Concerns over the student loan crisis in the U.S. continue to roil through the economy (even reaching into the campaign trail of the next presidential election), and increasingly venture investors are betting on startup companies like SoFi and CommonBond as potential solutions.
In the dog days of summer the San Francisco-based lending startup, SoFi, managed to put together a $1 billion round, which valued the company at $4 billion and put it among the top 40 banks by market capitalization, according to The Wall Street Journal.
Now, the New York-based lending marketplace, CommonBond, has managed to attract a more modest — but still significant — $35 million in fresh financing for its own expansion plans.
The moves come as private lending assumes a larger role in students’ quest to find money to pay for college with statistics like this one cited in The New York Times:
Private loans represent only an estimated 7 to 10 percent of the $1.27 trillion student debt outstanding, but new loans are on the rise. Lenders made $6.7 billion in new private loans in the 2014-15 academic year, according to MeasureOne, which analyzes data from six lenders and holders of private loans, which collectively represent about 71 percent of all outstanding loans. That is up about 14 percent from $5.87 billion in 2009-10.
All this as studies continue to show the importance of a college education to social mobility, as data from the Brookings Institute demonstrates.
With its new financing, led by experienced lending investor August Capital with participation from the New York financial services investment firm Nyca Partners, CommonBond will look to expand its headcount and lay the groundwork for its entrance into other markets.
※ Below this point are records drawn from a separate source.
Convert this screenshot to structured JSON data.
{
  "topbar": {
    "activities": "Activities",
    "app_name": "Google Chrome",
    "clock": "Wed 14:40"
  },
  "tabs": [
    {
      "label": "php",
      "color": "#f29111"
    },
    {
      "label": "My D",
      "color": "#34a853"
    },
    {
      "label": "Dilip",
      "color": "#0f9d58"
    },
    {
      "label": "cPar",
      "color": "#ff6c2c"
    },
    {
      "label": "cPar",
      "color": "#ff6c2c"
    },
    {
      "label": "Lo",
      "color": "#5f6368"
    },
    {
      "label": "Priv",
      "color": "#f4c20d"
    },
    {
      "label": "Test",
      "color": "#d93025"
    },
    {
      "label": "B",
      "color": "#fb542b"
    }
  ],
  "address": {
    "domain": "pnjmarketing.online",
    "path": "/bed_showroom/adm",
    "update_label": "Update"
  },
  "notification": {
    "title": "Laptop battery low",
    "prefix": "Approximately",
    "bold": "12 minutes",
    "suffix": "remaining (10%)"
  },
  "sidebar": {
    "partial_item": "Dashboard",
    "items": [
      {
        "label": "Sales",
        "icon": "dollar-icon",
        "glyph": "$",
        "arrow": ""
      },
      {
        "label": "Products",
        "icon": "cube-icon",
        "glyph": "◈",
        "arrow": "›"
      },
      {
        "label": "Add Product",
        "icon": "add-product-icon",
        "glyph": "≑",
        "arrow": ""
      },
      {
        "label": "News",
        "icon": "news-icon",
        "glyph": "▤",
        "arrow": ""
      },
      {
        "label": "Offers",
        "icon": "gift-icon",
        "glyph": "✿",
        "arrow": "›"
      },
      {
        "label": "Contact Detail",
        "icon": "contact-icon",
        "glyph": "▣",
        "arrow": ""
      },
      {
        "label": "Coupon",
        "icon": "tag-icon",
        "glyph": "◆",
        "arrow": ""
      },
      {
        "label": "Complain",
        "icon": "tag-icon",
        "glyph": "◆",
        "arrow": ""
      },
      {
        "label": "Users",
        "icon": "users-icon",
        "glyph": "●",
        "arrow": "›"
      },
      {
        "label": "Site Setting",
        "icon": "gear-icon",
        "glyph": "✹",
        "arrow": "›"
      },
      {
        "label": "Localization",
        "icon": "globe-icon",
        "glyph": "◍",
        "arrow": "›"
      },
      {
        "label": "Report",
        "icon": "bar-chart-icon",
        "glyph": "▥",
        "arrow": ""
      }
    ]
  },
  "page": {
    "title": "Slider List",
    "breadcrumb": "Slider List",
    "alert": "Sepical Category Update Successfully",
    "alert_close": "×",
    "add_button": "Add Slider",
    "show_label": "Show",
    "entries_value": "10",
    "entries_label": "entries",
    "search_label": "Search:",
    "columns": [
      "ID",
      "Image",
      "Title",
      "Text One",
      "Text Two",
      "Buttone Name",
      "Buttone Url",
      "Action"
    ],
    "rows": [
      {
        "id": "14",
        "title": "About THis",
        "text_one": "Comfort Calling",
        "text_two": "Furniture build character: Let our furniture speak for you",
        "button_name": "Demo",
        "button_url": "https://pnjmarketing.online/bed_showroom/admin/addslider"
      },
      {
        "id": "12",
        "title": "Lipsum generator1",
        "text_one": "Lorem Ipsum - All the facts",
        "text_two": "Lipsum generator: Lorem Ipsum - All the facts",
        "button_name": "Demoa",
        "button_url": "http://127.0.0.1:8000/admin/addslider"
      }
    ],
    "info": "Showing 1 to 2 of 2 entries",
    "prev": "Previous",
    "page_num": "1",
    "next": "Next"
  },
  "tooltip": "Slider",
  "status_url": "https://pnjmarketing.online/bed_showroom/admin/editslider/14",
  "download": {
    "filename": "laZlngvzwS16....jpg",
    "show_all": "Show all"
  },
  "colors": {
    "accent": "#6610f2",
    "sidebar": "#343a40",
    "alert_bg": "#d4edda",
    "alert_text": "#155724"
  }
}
Like other startup lenders, CommonBond sees its initial focus on a certain segment of the population — in this case, at its inception, college students seeking professional degrees — as a gateway to selling other financial products.
From its base in downtown New York on the border of Chinatown and the Financial District, CommonBond’s 35 employees are laying the groundwork for a broader marketplace lending platform.
In the short term, the company is looking to grow its footprint beyond the 200 graduate school programs whose students currently receive its loans to over 2,000 schools nationwide, according to chief executive officer, David Klein.
Increasingly as these students begin to look at life beyond the classroom, Klein sees opportunities to get into the mortgage business, and personal credit.
“We would expect to pilot our non-student loan product in the next six-to-twelve months,” says Klein.
Beyond the ability to expand its headcount and enter new markets, Klein said the fresh cash would allow his company to attract bigger pools of capital. Klein declined to comment on the post-money valuation following this latest capital raise, but one person with knowledge of the deal said it was a significant up-round.
That would mean that the $100 million round the company raised in 2014 would have been primarily debt to fuel its lending business, rather than equity that CommonBond took in.
Whatever the books say, CommonBond’s growing roster of partners points to a demand from the market for new products. Klein elaborated on the company’s recent successes including a deal with traditional student lending company Nelnet, which translated into $150 million worth of loan purchases made through the platform, along with the first securitization and credit rating of the company’s products by Moody’s.
CommonBond’s loan originations have increased over six-times as of mid-2015, and it will execute nearly half-a-billion in loan transactions by the end of the year.